ASSIGNMENT: Within this listing, how many lines carry the string "handle"? State the number only.

**** MATERIAL TO PROCESS ****

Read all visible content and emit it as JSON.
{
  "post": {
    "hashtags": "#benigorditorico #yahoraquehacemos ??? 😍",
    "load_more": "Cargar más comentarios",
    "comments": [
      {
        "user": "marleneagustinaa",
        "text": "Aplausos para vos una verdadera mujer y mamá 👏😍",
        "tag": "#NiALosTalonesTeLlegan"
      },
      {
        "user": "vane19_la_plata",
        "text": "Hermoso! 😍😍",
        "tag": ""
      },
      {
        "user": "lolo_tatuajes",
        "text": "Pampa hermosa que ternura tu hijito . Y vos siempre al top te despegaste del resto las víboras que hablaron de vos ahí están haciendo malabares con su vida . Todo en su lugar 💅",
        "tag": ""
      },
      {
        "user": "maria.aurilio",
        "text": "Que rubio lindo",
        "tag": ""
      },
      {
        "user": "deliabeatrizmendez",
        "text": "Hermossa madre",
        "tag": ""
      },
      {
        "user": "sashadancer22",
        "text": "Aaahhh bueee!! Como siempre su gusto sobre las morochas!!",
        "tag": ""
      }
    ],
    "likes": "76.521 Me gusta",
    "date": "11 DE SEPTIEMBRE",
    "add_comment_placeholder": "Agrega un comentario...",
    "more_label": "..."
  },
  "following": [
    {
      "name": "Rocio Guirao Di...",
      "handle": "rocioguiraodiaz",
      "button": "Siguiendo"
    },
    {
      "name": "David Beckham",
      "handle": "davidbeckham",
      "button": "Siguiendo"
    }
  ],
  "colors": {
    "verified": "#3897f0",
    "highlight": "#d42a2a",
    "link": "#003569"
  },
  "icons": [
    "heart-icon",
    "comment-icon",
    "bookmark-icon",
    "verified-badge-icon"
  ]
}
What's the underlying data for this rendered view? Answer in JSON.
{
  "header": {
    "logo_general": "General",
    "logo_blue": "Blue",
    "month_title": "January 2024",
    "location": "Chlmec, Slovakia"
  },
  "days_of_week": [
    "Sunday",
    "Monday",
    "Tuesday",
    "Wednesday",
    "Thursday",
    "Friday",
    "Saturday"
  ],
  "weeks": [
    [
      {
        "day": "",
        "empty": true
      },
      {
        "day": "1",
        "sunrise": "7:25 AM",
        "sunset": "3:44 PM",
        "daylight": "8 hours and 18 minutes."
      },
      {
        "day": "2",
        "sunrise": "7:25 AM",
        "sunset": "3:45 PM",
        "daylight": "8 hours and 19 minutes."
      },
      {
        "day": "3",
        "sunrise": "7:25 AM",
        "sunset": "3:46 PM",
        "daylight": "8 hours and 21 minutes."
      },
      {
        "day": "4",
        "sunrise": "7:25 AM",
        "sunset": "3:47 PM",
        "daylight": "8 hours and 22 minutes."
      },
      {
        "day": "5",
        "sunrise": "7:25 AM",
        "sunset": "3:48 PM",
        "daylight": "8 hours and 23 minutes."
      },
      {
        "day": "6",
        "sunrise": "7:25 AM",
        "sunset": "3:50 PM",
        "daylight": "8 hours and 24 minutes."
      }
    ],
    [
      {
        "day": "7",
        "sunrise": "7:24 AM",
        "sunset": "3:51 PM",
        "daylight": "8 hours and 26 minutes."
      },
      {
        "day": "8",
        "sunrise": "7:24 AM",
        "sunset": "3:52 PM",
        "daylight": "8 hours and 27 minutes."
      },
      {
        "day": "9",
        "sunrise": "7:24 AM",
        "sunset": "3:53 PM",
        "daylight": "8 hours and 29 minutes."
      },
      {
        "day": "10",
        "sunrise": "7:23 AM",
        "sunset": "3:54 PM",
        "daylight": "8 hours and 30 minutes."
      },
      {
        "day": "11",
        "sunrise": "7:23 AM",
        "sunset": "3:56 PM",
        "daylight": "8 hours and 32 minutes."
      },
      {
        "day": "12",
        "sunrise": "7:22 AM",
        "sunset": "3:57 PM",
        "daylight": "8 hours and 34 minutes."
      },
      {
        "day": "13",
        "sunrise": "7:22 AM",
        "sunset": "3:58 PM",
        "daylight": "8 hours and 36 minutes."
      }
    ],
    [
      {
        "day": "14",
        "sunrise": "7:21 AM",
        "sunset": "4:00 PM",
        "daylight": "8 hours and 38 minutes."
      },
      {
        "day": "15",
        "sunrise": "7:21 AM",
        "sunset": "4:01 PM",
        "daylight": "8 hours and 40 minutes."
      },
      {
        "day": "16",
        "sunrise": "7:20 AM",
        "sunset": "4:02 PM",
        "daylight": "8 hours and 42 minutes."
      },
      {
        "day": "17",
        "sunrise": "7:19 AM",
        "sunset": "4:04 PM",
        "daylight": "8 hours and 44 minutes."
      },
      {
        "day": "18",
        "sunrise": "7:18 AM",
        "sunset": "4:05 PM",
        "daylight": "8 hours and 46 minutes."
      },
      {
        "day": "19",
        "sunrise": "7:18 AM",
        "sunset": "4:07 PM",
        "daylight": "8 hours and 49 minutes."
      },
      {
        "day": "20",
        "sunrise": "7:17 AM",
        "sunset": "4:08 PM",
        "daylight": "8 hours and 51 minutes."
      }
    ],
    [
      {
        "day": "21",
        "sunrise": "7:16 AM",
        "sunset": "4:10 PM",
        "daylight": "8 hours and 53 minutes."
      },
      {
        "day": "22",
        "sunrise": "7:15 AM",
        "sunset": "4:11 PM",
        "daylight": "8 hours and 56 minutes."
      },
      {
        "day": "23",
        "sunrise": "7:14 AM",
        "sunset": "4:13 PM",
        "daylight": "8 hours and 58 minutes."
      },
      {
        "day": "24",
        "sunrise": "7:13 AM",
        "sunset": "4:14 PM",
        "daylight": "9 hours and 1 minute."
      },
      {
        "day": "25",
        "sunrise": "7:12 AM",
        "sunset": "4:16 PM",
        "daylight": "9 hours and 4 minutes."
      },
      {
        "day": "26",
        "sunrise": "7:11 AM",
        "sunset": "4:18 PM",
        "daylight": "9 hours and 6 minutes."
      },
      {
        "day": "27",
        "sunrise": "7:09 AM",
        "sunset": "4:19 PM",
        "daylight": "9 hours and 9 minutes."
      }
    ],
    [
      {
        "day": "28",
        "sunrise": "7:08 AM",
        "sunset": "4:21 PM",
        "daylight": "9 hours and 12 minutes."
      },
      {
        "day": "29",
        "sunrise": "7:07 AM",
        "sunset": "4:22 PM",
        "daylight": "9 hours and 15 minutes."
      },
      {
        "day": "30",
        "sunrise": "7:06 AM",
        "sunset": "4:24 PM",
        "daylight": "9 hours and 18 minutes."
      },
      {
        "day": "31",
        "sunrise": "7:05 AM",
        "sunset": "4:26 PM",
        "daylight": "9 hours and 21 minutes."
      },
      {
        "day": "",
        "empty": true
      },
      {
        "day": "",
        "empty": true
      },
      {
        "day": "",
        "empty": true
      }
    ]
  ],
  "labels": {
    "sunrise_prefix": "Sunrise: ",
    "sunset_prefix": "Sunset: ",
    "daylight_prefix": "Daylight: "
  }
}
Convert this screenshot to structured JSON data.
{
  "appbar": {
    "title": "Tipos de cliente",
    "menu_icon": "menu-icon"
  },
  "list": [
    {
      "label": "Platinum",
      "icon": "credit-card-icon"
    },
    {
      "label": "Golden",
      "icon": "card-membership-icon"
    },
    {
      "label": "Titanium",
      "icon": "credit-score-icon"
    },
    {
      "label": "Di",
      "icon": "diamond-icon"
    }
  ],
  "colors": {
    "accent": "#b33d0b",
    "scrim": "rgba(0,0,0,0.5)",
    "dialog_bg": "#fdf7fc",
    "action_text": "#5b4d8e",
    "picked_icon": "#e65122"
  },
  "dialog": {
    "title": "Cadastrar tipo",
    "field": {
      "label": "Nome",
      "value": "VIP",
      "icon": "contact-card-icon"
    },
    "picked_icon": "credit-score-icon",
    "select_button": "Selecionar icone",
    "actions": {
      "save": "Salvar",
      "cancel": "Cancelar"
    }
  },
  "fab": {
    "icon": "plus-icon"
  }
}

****

EXERCISE RESPONSE: 2